Extracted data entries:
----
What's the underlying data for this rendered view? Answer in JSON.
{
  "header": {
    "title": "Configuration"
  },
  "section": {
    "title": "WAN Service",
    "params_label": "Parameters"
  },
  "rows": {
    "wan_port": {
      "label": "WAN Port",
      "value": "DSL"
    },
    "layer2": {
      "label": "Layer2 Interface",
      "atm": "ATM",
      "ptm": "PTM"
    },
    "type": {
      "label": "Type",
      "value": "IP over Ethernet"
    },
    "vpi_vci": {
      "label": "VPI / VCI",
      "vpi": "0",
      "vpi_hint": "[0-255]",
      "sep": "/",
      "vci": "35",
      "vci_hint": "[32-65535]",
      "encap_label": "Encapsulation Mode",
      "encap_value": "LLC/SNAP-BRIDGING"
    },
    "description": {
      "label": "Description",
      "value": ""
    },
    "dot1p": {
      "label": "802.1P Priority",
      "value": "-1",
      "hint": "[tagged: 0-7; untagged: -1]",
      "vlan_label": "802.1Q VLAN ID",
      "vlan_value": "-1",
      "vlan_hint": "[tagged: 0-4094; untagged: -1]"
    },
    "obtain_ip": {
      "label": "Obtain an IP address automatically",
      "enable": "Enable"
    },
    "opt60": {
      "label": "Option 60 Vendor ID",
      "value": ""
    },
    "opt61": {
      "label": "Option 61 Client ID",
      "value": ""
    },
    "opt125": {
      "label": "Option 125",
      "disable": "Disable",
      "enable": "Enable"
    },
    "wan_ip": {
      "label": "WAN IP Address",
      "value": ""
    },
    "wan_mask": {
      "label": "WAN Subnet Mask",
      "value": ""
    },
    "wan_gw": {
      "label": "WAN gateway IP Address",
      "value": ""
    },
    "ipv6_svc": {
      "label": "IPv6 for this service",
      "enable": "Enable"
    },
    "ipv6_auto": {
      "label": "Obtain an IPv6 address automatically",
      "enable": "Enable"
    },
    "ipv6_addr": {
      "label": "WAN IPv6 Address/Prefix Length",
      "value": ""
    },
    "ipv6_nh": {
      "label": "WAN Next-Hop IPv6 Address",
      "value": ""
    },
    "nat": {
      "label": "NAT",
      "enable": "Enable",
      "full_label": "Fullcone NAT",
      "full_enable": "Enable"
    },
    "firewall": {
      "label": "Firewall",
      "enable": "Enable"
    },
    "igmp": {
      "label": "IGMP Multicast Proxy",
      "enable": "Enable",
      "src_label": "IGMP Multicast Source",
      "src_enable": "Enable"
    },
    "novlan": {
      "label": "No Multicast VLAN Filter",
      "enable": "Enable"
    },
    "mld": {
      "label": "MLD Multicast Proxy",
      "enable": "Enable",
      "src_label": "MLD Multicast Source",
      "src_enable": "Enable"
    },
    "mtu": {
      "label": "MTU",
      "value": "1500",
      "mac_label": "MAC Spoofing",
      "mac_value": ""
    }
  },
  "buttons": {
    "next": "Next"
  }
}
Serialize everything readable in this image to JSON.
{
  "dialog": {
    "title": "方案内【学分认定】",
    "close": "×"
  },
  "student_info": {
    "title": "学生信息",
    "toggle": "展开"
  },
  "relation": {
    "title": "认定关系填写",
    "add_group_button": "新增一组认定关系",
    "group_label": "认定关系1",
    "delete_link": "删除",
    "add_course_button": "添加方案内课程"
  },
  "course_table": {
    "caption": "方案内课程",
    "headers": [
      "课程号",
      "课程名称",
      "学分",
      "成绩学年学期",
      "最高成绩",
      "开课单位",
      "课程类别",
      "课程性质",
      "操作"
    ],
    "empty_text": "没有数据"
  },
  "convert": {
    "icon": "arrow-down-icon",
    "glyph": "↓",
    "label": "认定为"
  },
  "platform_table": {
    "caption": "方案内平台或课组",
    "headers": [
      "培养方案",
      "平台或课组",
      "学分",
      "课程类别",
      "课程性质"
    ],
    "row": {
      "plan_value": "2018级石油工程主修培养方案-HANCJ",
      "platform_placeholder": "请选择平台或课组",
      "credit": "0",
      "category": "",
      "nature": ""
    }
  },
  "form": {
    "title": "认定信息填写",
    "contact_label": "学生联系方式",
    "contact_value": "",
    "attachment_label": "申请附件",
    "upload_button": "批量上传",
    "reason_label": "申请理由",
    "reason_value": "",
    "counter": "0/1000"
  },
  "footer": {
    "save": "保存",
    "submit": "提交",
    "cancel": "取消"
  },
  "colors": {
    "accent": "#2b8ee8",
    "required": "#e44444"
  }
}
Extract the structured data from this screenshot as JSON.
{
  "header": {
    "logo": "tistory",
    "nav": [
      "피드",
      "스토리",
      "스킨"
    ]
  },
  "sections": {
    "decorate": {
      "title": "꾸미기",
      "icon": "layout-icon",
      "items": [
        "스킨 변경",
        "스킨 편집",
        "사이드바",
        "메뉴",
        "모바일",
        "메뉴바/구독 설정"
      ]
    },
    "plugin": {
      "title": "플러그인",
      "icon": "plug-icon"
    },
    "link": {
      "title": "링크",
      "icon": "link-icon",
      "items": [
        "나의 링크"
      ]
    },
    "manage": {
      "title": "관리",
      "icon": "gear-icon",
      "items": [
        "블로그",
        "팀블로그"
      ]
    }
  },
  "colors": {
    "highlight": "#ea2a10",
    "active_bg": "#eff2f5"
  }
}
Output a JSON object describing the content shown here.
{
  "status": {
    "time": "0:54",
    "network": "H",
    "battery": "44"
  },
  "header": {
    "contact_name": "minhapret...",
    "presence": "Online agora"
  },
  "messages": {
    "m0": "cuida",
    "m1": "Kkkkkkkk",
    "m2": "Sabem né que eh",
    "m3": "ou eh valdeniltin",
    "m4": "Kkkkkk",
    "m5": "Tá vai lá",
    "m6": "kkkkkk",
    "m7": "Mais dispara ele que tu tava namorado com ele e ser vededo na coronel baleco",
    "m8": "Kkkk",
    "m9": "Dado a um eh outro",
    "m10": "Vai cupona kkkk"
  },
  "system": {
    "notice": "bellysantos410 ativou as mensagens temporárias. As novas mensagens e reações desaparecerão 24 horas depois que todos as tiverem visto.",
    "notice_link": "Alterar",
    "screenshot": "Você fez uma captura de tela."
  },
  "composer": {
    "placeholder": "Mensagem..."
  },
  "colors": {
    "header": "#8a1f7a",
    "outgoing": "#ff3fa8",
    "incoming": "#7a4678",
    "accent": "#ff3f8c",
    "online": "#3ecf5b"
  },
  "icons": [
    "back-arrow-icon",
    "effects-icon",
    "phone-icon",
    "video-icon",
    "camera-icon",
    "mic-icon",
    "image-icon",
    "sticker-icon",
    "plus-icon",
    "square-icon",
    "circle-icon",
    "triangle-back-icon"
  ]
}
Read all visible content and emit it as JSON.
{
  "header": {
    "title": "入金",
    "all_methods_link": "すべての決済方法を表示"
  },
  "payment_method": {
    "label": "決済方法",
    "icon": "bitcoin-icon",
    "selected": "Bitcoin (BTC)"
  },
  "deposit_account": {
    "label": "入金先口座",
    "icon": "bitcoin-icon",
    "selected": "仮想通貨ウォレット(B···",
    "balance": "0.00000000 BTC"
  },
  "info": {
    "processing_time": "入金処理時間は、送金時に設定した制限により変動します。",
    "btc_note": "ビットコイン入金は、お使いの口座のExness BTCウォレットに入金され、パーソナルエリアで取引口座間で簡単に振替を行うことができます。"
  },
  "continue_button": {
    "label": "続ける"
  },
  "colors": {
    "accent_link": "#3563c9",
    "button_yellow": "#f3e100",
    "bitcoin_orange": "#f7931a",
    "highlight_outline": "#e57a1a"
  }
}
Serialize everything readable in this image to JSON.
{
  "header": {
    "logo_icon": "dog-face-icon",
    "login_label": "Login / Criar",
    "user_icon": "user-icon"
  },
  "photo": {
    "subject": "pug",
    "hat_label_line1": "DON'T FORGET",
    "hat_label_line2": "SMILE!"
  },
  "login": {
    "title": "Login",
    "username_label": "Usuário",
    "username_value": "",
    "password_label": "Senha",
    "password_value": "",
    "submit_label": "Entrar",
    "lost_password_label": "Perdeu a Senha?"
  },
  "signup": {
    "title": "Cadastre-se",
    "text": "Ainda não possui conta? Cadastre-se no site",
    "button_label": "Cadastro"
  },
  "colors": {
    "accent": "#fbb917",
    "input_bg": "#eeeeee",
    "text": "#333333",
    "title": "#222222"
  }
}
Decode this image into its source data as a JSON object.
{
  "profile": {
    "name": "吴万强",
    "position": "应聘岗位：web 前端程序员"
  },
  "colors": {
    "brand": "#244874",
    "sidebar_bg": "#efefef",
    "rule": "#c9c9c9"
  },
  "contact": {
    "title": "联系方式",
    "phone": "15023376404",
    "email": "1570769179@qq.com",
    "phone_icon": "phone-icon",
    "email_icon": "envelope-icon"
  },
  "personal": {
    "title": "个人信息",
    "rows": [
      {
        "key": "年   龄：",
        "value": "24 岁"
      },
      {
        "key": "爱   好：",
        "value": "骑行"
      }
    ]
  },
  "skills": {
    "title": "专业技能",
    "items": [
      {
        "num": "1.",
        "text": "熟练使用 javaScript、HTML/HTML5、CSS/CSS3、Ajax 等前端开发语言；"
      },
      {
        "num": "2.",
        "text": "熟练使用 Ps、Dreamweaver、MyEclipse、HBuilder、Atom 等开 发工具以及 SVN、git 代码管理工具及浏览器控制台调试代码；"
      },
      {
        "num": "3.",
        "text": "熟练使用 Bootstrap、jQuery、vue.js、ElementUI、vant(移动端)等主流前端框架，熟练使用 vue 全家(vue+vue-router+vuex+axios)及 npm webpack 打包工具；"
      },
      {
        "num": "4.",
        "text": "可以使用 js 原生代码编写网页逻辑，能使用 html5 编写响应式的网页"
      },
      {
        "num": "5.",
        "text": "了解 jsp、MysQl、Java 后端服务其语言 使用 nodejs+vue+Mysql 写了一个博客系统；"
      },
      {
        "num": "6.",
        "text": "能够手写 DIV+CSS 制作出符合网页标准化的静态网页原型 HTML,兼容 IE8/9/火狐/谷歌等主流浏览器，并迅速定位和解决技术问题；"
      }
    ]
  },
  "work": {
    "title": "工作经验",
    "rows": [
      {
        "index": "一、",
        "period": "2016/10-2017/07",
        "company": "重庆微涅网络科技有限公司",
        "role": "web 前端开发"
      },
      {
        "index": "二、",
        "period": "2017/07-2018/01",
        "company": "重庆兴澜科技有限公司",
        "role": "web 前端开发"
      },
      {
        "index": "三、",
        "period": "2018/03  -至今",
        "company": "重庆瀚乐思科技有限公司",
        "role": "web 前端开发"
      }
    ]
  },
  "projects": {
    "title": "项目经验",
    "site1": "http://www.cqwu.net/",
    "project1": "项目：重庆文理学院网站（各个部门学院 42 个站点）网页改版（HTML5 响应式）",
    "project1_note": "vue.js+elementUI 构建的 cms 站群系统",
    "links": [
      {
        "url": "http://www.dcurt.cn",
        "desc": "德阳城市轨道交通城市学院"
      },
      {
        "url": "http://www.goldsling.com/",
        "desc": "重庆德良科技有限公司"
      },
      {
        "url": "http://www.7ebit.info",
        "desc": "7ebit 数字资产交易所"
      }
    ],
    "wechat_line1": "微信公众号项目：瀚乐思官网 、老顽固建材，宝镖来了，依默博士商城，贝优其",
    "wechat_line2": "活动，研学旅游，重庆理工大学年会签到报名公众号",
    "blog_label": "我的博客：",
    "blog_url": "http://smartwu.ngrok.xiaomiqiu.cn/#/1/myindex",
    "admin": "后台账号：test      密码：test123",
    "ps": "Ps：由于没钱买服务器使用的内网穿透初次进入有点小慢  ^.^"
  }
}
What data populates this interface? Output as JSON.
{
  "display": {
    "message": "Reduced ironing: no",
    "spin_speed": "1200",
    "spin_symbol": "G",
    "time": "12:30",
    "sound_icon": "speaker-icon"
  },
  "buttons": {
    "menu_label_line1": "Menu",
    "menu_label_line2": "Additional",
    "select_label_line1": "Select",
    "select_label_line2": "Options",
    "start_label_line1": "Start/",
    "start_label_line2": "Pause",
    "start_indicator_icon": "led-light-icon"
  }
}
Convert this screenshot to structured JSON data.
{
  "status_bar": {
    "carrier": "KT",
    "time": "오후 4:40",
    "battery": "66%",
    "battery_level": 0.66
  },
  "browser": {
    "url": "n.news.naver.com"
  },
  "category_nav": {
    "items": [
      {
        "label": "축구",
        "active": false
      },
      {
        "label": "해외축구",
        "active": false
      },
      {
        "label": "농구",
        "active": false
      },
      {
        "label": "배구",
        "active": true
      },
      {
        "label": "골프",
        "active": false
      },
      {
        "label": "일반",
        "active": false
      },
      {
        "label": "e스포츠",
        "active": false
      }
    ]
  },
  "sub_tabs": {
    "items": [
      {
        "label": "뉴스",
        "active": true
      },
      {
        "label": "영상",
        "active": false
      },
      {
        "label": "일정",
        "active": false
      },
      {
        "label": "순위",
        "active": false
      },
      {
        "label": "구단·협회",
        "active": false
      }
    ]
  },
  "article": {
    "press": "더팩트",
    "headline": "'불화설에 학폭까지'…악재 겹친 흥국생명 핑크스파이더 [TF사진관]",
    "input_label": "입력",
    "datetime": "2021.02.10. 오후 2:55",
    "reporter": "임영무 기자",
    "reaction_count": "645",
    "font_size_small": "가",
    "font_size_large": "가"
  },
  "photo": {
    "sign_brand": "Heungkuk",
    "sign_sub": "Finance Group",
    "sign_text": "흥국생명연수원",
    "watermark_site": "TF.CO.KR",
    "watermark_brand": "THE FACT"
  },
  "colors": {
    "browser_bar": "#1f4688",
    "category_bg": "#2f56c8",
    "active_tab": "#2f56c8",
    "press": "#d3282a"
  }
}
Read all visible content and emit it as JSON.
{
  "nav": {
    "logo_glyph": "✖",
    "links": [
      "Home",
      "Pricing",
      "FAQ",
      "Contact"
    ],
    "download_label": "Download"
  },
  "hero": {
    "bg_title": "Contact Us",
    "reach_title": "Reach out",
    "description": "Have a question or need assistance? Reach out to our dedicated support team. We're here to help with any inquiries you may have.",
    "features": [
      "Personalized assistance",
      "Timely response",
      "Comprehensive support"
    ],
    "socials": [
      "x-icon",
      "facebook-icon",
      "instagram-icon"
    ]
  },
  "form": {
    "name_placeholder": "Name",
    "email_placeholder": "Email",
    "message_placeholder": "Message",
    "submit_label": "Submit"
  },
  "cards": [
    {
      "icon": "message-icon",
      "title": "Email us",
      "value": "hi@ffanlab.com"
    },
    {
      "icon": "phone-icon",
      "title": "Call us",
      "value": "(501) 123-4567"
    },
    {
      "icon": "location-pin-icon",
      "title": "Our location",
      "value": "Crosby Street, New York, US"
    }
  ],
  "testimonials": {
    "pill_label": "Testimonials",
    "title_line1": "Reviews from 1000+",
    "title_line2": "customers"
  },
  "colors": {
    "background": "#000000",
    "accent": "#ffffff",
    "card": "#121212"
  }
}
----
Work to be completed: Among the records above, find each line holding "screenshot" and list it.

Answer to this exercise:
Extract the structured data from this screenshot as JSON.
    "screenshot": "Você fez uma captura de tela."
Convert this screenshot to structured JSON data.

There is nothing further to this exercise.